In December 2017, the U.S. Federal Communications Commission voted to return the Internet's legal framework to the way it was prior to 2015. Sounds pretty straight-forward, right? Get the inside scoop from our very own Government & Industry Relations pros Jared Carlson and Barbara Baffer.

Net Neutrality: What just happened and why Ericsson’s engagement impacts our business

Since the U.S. Federal Communications Commission (FCC) started contemplating its role in the broadband world years ago, Democratic and Republican FCC Chairmen realized that the framework for addressing the Internet should be based on a standard that allowed for maximum creativity, and minimal government involvement. For years, that framework – often referred to as “Title I” – defined the government’s role in regulating the Internet.

That’s not to say that there have not been hiccups. There are instances of ISPs playing games. Remember, Comcast tried to block BitTorrent traffic years ago. A small wireline ISP once blocked Vonage. In both cases, public scrutiny and political pressure – not rules – led to such practices being eliminated.
In 2015, Chairman Wheeler took actions to bring the Internet under a stricter framework – known as “Title II.” What’s that? Think telephones. One big reason Title II exists as law is to make sure that the monopoly telephone provider of the past could not play games. Your calls had to go through, and they did.

The current FCC Chairman Pai has effectively hit the reset button. The Order he released brings the Internet back to the welcoming arms of Title I. Contrary to much rhetoric, the FCC has not “broken the Internet.” Consumers are still protected. ISPs will not block websites. You’ll still be able to watch Netflix on your phone. Your kids will still be using Snapchat.

What does Ericsson think?

Ericsson is very supportive of what just happened. Our products have network management built in. We enable differentiated experiences. Some of the experiences require low latency, or high bandwidth, or content cached close to the end user.

As broadband matures, the issue isn’t so much just “how fast is it?” Now, there can, and will, be levels of access that take into account security, latency, speed, QoS, etc. Those aspects of broadband are what made doing business under rules adopted under Chairman Wheeler so difficult for us and our customers. The rules called into question whether some of the equipment we would like to sell could be deployed. Ericsson’s Government and Industry Relations team has worked for more than a decade on the Net Neutrality issue to make sure we can continue innovating and develop new product offerings. This isn’t just hypothetical. Customers have stated that their concern with a particular product offering was net neutrality rules.

Our biggest advocacy concern in the most recent round at the FCC was 5G. Network slicing, a key component of 5G, is based on delivering different levels of access to different devices and users. The FCC actually quoted Ericsson in its Order stating: “not all IoT connections place equal demands on the network, an inflexible version of net neutrality in this context could harm innovation. The notion that every data bit sent between connected cars should be treated with the same degree of priority as email traffic or that an augmented reality service is barred from obtaining a certain quality of service ignores the difference in requirements of the devices, applications, and users (not all of whom will be human) that will increasingly connect to the wireless Internet.”
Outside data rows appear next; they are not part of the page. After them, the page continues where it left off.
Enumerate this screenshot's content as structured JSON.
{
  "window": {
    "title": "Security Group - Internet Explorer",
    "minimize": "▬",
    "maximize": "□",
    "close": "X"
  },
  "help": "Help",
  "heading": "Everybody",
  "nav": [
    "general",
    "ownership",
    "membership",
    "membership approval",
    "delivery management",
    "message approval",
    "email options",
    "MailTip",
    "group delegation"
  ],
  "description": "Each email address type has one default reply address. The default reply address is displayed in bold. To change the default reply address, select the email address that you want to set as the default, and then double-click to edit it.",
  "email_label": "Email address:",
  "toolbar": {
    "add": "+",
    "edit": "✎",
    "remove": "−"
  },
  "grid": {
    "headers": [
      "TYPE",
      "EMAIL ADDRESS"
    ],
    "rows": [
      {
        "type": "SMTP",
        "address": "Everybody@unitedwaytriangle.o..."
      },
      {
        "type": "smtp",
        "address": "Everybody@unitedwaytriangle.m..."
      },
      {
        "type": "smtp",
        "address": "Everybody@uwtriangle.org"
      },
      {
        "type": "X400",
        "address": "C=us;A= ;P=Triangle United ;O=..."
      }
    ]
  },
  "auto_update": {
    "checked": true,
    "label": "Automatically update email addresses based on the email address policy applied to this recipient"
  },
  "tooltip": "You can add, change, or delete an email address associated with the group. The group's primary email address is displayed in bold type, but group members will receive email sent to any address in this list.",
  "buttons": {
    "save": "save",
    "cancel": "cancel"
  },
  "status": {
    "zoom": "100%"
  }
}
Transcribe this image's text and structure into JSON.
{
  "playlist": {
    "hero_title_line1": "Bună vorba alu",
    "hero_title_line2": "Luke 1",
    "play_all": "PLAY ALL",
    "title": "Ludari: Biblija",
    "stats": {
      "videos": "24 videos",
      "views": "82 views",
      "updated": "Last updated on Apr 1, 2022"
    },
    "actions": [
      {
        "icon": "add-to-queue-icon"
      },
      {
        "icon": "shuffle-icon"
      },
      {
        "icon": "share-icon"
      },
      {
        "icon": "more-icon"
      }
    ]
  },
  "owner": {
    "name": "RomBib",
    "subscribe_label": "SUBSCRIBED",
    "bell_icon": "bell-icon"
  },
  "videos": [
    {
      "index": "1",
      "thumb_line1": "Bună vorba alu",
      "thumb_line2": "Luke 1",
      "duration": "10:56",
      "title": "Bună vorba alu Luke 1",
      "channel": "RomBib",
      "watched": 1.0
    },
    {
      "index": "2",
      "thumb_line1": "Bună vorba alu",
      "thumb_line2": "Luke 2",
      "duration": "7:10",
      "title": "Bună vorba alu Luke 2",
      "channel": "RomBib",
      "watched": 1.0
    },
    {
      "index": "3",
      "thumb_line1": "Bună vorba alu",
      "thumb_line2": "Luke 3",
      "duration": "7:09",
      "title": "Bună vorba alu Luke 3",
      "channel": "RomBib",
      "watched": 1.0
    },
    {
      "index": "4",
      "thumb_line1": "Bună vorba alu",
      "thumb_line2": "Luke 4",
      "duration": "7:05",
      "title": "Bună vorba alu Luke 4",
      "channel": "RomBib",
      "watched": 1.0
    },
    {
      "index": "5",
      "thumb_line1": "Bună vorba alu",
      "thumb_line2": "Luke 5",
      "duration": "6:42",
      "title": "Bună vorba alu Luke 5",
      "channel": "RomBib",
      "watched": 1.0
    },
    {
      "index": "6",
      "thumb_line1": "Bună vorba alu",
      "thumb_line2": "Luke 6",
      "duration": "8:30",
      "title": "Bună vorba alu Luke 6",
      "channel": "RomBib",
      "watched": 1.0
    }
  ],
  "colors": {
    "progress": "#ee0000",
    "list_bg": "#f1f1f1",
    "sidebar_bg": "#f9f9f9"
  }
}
So, yes, Ericsson supports the FCC’s recent action and our filings over the past 10 years have been consistent: rules are largely unnecessary in the competitive environment – particularly for wireless broadband – in the United States. Ericsson is, of course, opposed to ISPs blocking traffic or throttling traffic. Nobody is suggesting otherwise. In that aspect, we are aligned with Google and Facebook.

Is Ericsson opposed to Net Neutrality? If you mean is Ericsson opposed to blocking traffic or charging end users to pay ransom to prevent their apps from being throttled? Then absolutely not! Make no mistake, Ericsson supports an open Internet. And, what that means to Ericsson is an Internet that permits and encourages innovation, investment, and customization